During a conversation with reporters on May 9, as he was flying to Brazil, the Holy Father had said that he fully supported the decision of some Mexican bishops to bar politicians from receiving the Eucharist after the lawmakers voted to legalize abortion in Mexico City. The Mexican bishops, the Pope said, had "simply announced to the public what is stipulated by the law of the Church."
So, formally excommunicating those who, "by virtue of their social or political position, must make decisions regarding fundamental values, such as respect for human life, its defence from conception to natural death, the family built upon marriage between a man and a woman, the freedom to educate one's children and the promotion of the common good in all its forms." (SC 83)
But the Democratic legislators, led by Rep. Rosa DeLauro of Connecticut, charged that the Pope's stand (and by implication the laws of the Church) "offend the very nature of the American experiment."
A move to exclude pro-abortion legislators from receiving Communion would be "a great disservice to the centuries of good work the Church has done," the 18 Congressmen argued.
A great disservice? How about a great disservice to the Truth?
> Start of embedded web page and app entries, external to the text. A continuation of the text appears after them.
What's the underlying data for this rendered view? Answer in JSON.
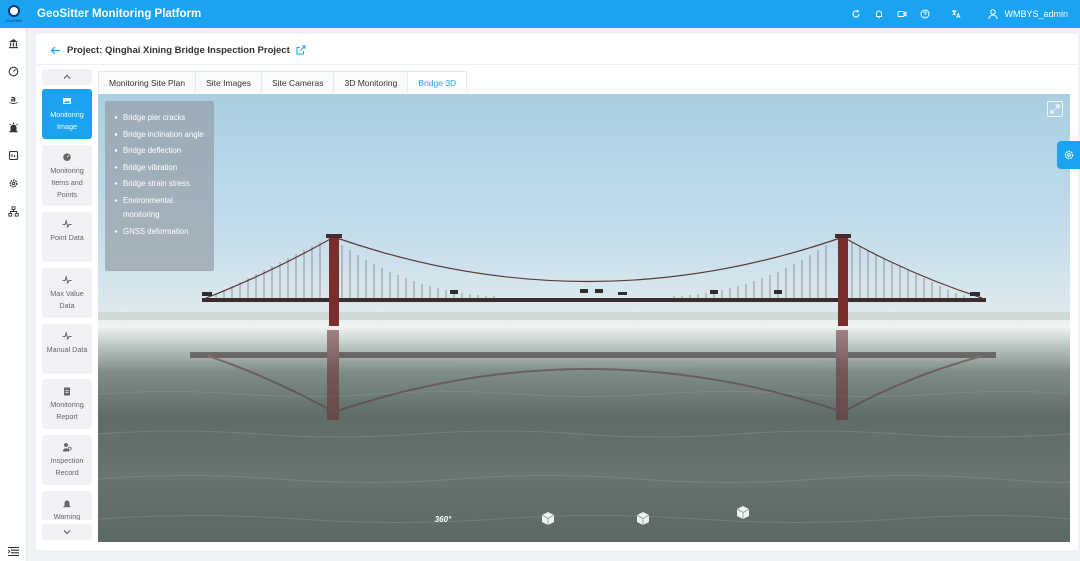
{
  "app": {
    "title": "GeoSitter Monitoring Platform",
    "logo_text": "GeoSitter"
  },
  "topbar": {
    "icons": [
      "refresh-icon",
      "bell-icon",
      "video-icon",
      "help-icon",
      "translate-icon"
    ],
    "user_name": "WMBYS_admin"
  },
  "rail": {
    "icons": [
      "bank-icon",
      "dashboard-icon",
      "amazon-icon",
      "alarm-icon",
      "report-icon",
      "gear-icon",
      "org-chart-icon",
      "menu-collapse-icon"
    ]
  },
  "breadcrumb": {
    "project_label": "Project: Qinghai Xining Bridge Inspection Project"
  },
  "menu": {
    "items": [
      {
        "label": "Monitoring Image",
        "icon": "image-icon",
        "active": true
      },
      {
        "label": "Monitoring Items and Points",
        "icon": "gauge-icon",
        "active": false
      },
      {
        "label": "Point Data",
        "icon": "pulse-icon",
        "active": false
      },
      {
        "label": "Max Value Data",
        "icon": "pulse-icon",
        "active": false
      },
      {
        "label": "Manual Data",
        "icon": "pulse-icon",
        "active": false
      },
      {
        "label": "Monitoring Report",
        "icon": "clipboard-icon",
        "active": false
      },
      {
        "label": "Inspection Record",
        "icon": "inspector-icon",
        "active": false
      },
      {
        "label": "Warning",
        "icon": "siren-icon",
        "active": false
      }
    ]
  },
  "tabs": [
    {
      "label": "Monitoring Site Plan",
      "active": false
    },
    {
      "label": "Site Images",
      "active": false
    },
    {
      "label": "Site Cameras",
      "active": false
    },
    {
      "label": "3D Monitoring",
      "active": false
    },
    {
      "label": "Bridge 3D",
      "active": true
    }
  ],
  "viewer": {
    "legend": [
      "Bridge pier cracks",
      "Bridge inclination angle",
      "Bridge deflection",
      "Bridge vibration",
      "Bridge strain stress",
      "Environmental monitoring",
      "GNSS deformation"
    ],
    "controls": {
      "rotate_label": "360°"
    }
  },
  "colors": {
    "accent": "#1aa3f0",
    "tower": "#7a2d2d",
    "water": "#5f6d69"
  }
}
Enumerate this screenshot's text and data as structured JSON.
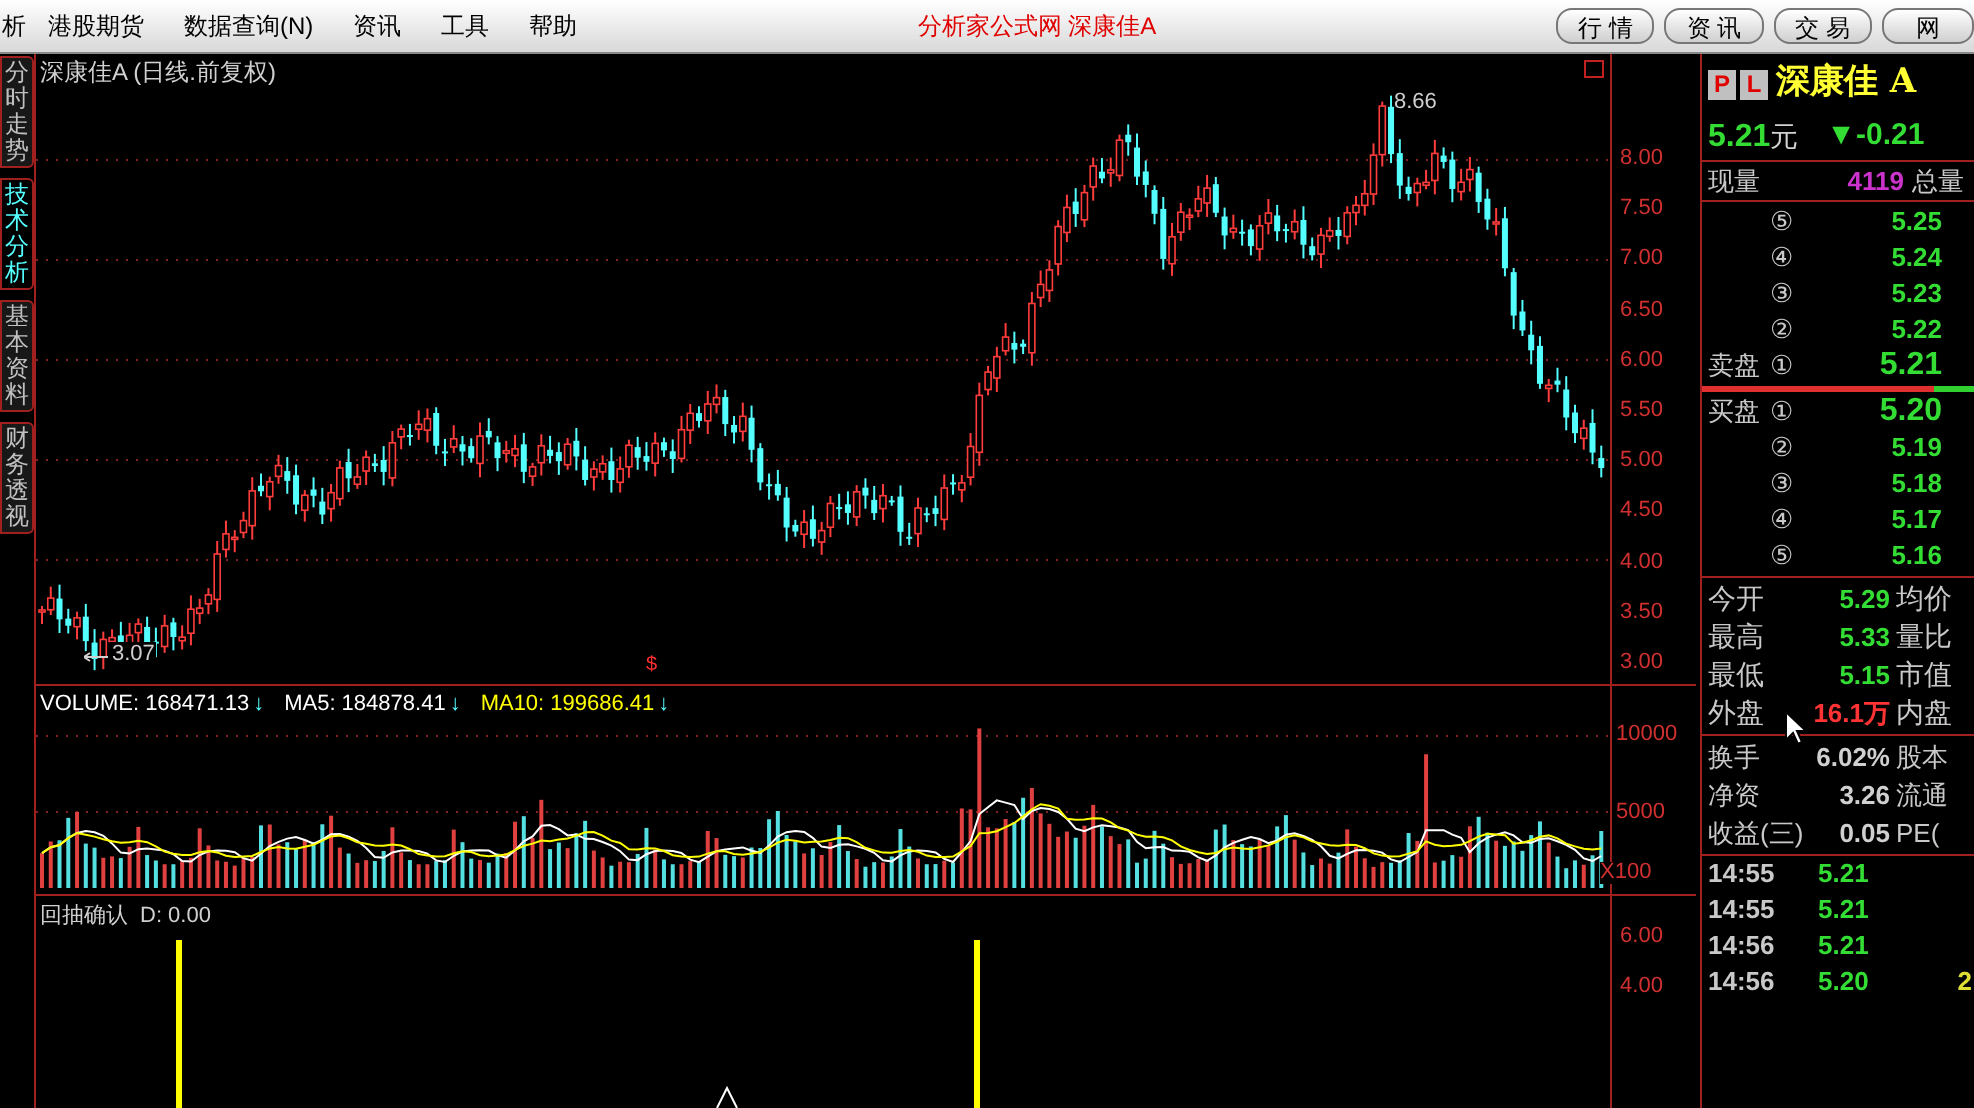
{
  "menu_bar": {
    "items": [
      "析",
      "港股期货",
      "数据查询(N)",
      "资讯",
      "工具",
      "帮助"
    ],
    "title": "分析家公式网 深康佳A",
    "buttons": [
      "行 情",
      "资 讯",
      "交 易",
      "网"
    ]
  },
  "side_tabs": [
    {
      "label": "分时走势",
      "selected": false
    },
    {
      "label": "技术分析",
      "selected": true
    },
    {
      "label": "基本资料",
      "selected": false
    },
    {
      "label": "财务透视",
      "selected": false
    }
  ],
  "price_chart": {
    "title": "深康佳A (日线.前复权)",
    "axis_labels": [
      "8.00",
      "7.50",
      "7.00",
      "6.50",
      "6.00",
      "5.50",
      "5.00",
      "4.50",
      "4.00",
      "3.50",
      "3.00"
    ],
    "high_label": "8.66",
    "low_label": "3.07",
    "marker": "$"
  },
  "volume_pane": {
    "legend": [
      {
        "text": "VOLUME: 168471.13",
        "color": "#ffffff",
        "arrow": "↓"
      },
      {
        "text": "MA5: 184878.41",
        "color": "#ffffff",
        "arrow": "↓"
      },
      {
        "text": "MA10: 199686.41",
        "color": "#ffff00",
        "arrow": "↓"
      }
    ],
    "axis_labels": [
      "10000",
      "5000"
    ],
    "unit": "X100"
  },
  "indicator_pane": {
    "name": "回抽确认",
    "legend": "D: 0.00",
    "axis_labels": [
      "6.00",
      "4.00"
    ]
  },
  "quote_panel": {
    "badges": [
      "P",
      "L"
    ],
    "name": "深康佳 A",
    "price": "5.21",
    "currency": "元",
    "change": "▼-0.21",
    "volume_row": {
      "label": "现量",
      "value": "4119",
      "label2": "总量"
    },
    "sells": [
      {
        "num": "⑤",
        "price": "5.25"
      },
      {
        "num": "④",
        "price": "5.24"
      },
      {
        "num": "③",
        "price": "5.23"
      },
      {
        "num": "②",
        "price": "5.22"
      },
      {
        "label": "卖盘",
        "num": "①",
        "price": "5.21"
      }
    ],
    "balance_bar": {
      "level": 0.85
    },
    "buys": [
      {
        "label": "买盘",
        "num": "①",
        "price": "5.20"
      },
      {
        "num": "②",
        "price": "5.19"
      },
      {
        "num": "③",
        "price": "5.18"
      },
      {
        "num": "④",
        "price": "5.17"
      },
      {
        "num": "⑤",
        "price": "5.16"
      }
    ],
    "stats": [
      {
        "label": "今开",
        "value": "5.29",
        "color": "#33dd33",
        "label2": "均价"
      },
      {
        "label": "最高",
        "value": "5.33",
        "color": "#33dd33",
        "label2": "量比"
      },
      {
        "label": "最低",
        "value": "5.15",
        "color": "#33dd33",
        "label2": "市值"
      },
      {
        "label": "外盘",
        "value": "16.1万",
        "color": "#ff3333",
        "label2": "内盘"
      }
    ],
    "stats2": [
      {
        "label": "换手",
        "value": "6.02%",
        "label2": "股本"
      },
      {
        "label": "净资",
        "value": "3.26",
        "label2": "流通"
      },
      {
        "label": "收益(三)",
        "value": "0.05",
        "label2": "PE("
      }
    ],
    "ticks": [
      {
        "time": "14:55",
        "price": "5.21"
      },
      {
        "time": "14:55",
        "price": "5.21"
      },
      {
        "time": "14:56",
        "price": "5.21"
      },
      {
        "time": "14:56",
        "price": "5.20",
        "volume": "2"
      }
    ]
  }
}
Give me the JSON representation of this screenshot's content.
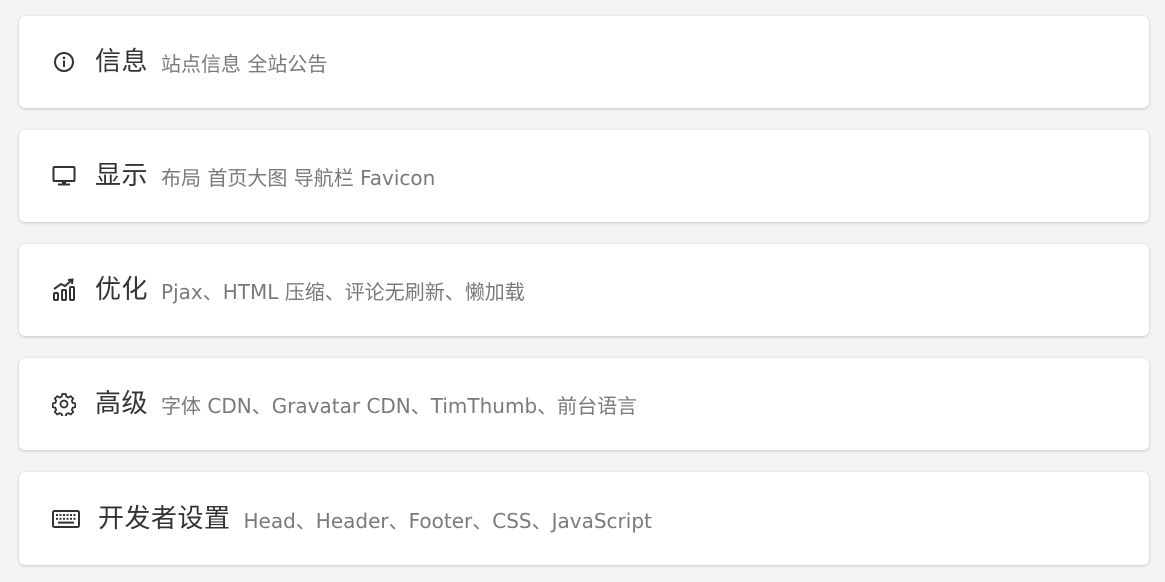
{
  "settings_cards": [
    {
      "title": "信息",
      "desc": "站点信息 全站公告",
      "icon": "info-circle-icon"
    },
    {
      "title": "显示",
      "desc": "布局 首页大图 导航栏 Favicon",
      "icon": "monitor-icon"
    },
    {
      "title": "优化",
      "desc": "Pjax、HTML 压缩、评论无刷新、懒加载",
      "icon": "chart-growth-icon"
    },
    {
      "title": "高级",
      "desc": "字体 CDN、Gravatar CDN、TimThumb、前台语言",
      "icon": "gear-icon"
    },
    {
      "title": "开发者设置",
      "desc": "Head、Header、Footer、CSS、JavaScript",
      "icon": "keyboard-icon"
    }
  ]
}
Advancing respect for life and for the dignity of every human being is, as our church has taught us, our own life’s mission. As we said in our Statement of Principles, ‘We envision a world in which every child belongs to a loving family and agree with the Catholic Church about the value of human life and the undesirability of abortion – we do not celebrate its practice. Each of us is committed to reducing the number of unwanted pregnancies and creating an environment with policies that encourage pregnancies to be carried to term.’ That is precisely what some of us are doing with our initiative ‘The Reducing the Need for Abortion and Supporting Parents Act’ – which includes policies that promote alternatives to abortion, such as adoption, improve access to children’s healthcare and child care, as well as encourage paternal and maternal responsibility.Huh? I'm glad they at least mentioned adoption, but I don't understand why that's not the primary option considered. If they indeed "agree with the Catholic Church about the value of human life..." they could never support abortion. And, what's all this about being committed to stopping unwanted pregnancies? Think they do that by telling people to not have sex? I'm sure not, I'm sure it's contraception.
You can read the whole statement, if you'd like, but I'm sure you'll be as disappointed as I am.